Thousands of anti-Muslim protestors raised American flags and held up anti-Islam signs that ranged from the merely angry to the vicious as they demonstrated outside Curtis Culwell Center in Garland, Texas on Saturday night. It was hosting an event called ‘Stand with the Prophet Against Terror and Hate,’ a fundraiser organized by the Chicago-based Islamic multimedia foundation, Sound Vision. The demonstrations began well before the program began at the center, which is operated by the Garland Independent School District. A Garland ISD spokesperson said they would not close the facility despite protests and threats, as it was a “non-discriminatory facility.” Reports said about 500 people had paid to hear a number of Islamic speakers to raise money for educating people about Islam and combating Islamaphobia, terrorism and hate. At the event itself, American flags were distributed and waved.

Youth Orchestras of San Antonio

The Youth Orchestras of San Antonio’s next concert holds an interesting promise. TPR’s Arts and Culture Reporter Jack Morgan has more.

The Youth Orchestras of San Antonio’s next concert holds an interesting promise--the promise of what’s yet to come for the young musicians.

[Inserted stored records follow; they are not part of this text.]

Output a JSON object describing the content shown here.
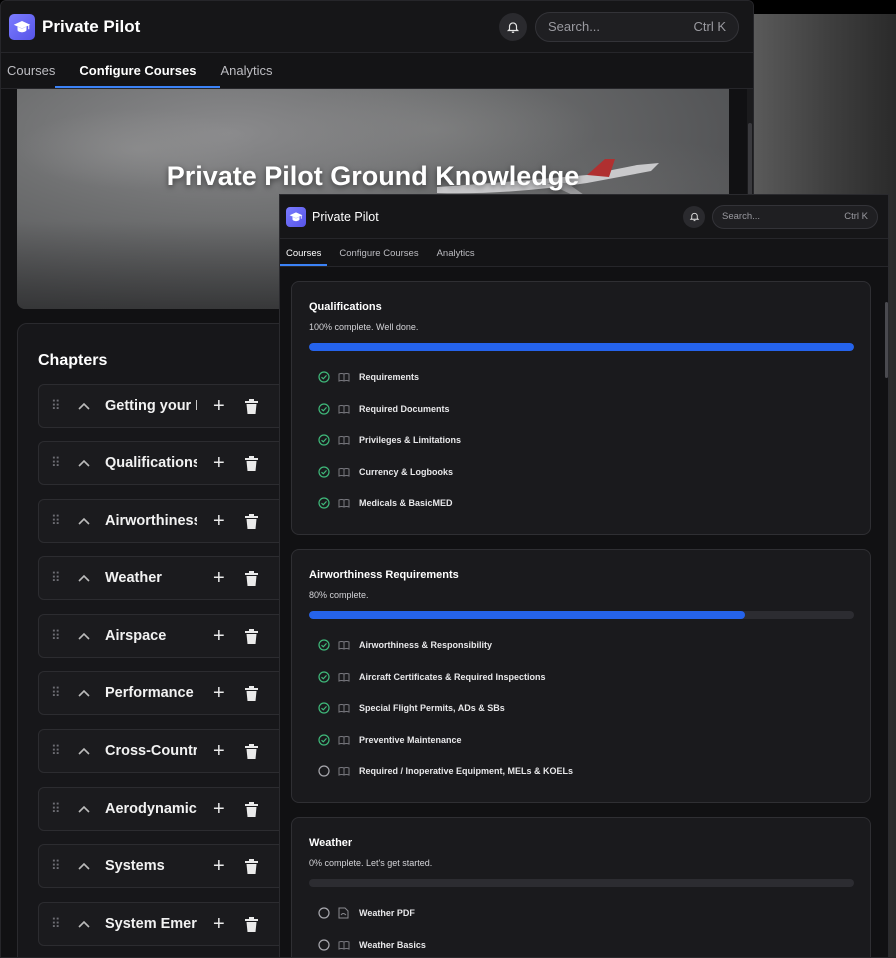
{
  "back_window": {
    "app_title": "Private Pilot",
    "search_placeholder": "Search...",
    "search_shortcut": "Ctrl K",
    "tabs": [
      {
        "label": "Courses",
        "active": false
      },
      {
        "label": "Configure Courses",
        "active": true
      },
      {
        "label": "Analytics",
        "active": false
      }
    ],
    "hero_title": "Private Pilot Ground Knowledge",
    "chapters_heading": "Chapters",
    "chapters": [
      "Getting your P",
      "Qualifications",
      "Airworthiness",
      "Weather",
      "Airspace",
      "Performance &",
      "Cross-Country",
      "Aerodynamics",
      "Systems",
      "System Emerg"
    ]
  },
  "front_window": {
    "app_title": "Private Pilot",
    "search_placeholder": "Search...",
    "search_shortcut": "Ctrl K",
    "tabs": [
      {
        "label": "Courses",
        "active": true
      },
      {
        "label": "Configure Courses",
        "active": false
      },
      {
        "label": "Analytics",
        "active": false
      }
    ],
    "courses": [
      {
        "title": "Qualifications",
        "status": "100% complete. Well done.",
        "progress_percent": 100,
        "lessons": [
          {
            "label": "Requirements",
            "done": true,
            "icon": "book-icon"
          },
          {
            "label": "Required Documents",
            "done": true,
            "icon": "book-icon"
          },
          {
            "label": "Privileges & Limitations",
            "done": true,
            "icon": "book-icon"
          },
          {
            "label": "Currency & Logbooks",
            "done": true,
            "icon": "book-icon"
          },
          {
            "label": "Medicals & BasicMED",
            "done": true,
            "icon": "book-icon"
          }
        ]
      },
      {
        "title": "Airworthiness Requirements",
        "status": "80% complete.",
        "progress_percent": 80,
        "lessons": [
          {
            "label": "Airworthiness & Responsibility",
            "done": true,
            "icon": "book-icon"
          },
          {
            "label": "Aircraft Certificates & Required Inspections",
            "done": true,
            "icon": "book-icon"
          },
          {
            "label": "Special Flight Permits, ADs & SBs",
            "done": true,
            "icon": "book-icon"
          },
          {
            "label": "Preventive Maintenance",
            "done": true,
            "icon": "book-icon"
          },
          {
            "label": "Required / Inoperative Equipment, MELs & KOELs",
            "done": false,
            "icon": "book-icon"
          }
        ]
      },
      {
        "title": "Weather",
        "status": "0% complete. Let's get started.",
        "progress_percent": 0,
        "lessons": [
          {
            "label": "Weather PDF",
            "done": false,
            "icon": "pdf-file-icon"
          },
          {
            "label": "Weather Basics",
            "done": false,
            "icon": "book-icon"
          }
        ]
      }
    ]
  },
  "colors": {
    "accent": "#2563eb",
    "done_green": "#3fb97a",
    "logo": "#6a68f5"
  }
}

Here’s YOSA’s Troy Peters.

“This Sunday we’re going to have a side-by-side at Laurie Auditorium at three o’clock, where you’ll see the San Antonio Symphony and YOSA playing together in one great big, giant orchestra.”

The mentor relationship between the symphony and YOSA is a rich one.

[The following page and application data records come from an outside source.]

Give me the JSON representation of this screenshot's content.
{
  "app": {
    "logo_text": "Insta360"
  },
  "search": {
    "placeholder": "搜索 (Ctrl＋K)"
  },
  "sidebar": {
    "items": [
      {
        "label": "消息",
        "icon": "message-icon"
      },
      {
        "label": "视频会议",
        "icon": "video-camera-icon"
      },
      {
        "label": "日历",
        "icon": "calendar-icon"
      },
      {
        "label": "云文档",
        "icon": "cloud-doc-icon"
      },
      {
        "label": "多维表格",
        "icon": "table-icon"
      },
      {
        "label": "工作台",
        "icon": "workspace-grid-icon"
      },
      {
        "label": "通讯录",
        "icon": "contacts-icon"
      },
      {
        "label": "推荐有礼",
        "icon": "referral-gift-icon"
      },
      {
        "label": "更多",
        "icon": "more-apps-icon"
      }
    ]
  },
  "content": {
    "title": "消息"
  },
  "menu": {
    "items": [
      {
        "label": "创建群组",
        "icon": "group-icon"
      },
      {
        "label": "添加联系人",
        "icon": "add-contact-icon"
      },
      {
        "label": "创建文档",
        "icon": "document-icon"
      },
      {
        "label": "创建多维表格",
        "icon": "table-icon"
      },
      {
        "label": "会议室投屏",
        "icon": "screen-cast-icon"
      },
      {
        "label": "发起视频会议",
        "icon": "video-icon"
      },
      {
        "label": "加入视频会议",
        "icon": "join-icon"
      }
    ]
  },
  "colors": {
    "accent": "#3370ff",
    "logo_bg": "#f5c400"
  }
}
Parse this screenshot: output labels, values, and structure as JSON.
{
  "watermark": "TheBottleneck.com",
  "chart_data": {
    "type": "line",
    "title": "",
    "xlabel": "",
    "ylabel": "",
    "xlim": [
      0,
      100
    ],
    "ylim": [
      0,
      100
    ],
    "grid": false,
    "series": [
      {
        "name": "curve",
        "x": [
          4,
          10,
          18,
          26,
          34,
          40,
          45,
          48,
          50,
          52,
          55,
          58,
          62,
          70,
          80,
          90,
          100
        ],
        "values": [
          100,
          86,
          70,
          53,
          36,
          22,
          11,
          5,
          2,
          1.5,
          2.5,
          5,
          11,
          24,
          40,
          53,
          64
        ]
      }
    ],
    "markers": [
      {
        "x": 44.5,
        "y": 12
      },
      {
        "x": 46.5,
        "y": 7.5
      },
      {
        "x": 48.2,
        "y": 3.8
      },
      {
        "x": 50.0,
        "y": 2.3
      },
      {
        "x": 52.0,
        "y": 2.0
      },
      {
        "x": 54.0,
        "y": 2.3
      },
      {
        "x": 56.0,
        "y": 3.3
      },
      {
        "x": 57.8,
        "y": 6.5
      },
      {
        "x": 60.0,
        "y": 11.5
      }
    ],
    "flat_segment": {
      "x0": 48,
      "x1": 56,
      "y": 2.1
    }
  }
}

Lorne Matalon

On Fronteras:

-- People in Mexico are tired of government corruption, violence, and of not feeling safe. Mexicans are protesting in ways they haven’t and some journalists are also getting bolder. Get this story from Marfa Public Radio’s Fronteras reporter, Lorne Matalon.

-- Some Republicans are trying to change or repeal the Texas Dream Act this legislative session. The Act allows certain undocumented students to pay in-state tuition at colleges in the state.

-- We bring you a story about how art is helping refugees in Houston define and share their experiences.

“Texas is a state where nothing is impossible. Where the sons and daughters of migrant workers can aspire to own their own farm. Where the children of factory workers can build new age manufacturing facilities. Where the son of a tenant farmer can become the governor of the greatest state in the nation.”

Governor Rick Perry paused at this moment, took in the applause that was his due from the group of men and women he had led for 14 years as Texas’ longest serving governor, and added, pointedly, “In Texas, it’s not where you come from that matters, it’s where you’re going.”

Shahrzad Dowlatshahi

Ambassador Roger Noriega, who served as Assistant Secretary of State for Western Hempisphere Affairs under President George W. Bush, spoke on Thursday, January 15, 2015 to the World Affairs Council of San Antonio. Noriega frequently writes for the American Enterprise Institute.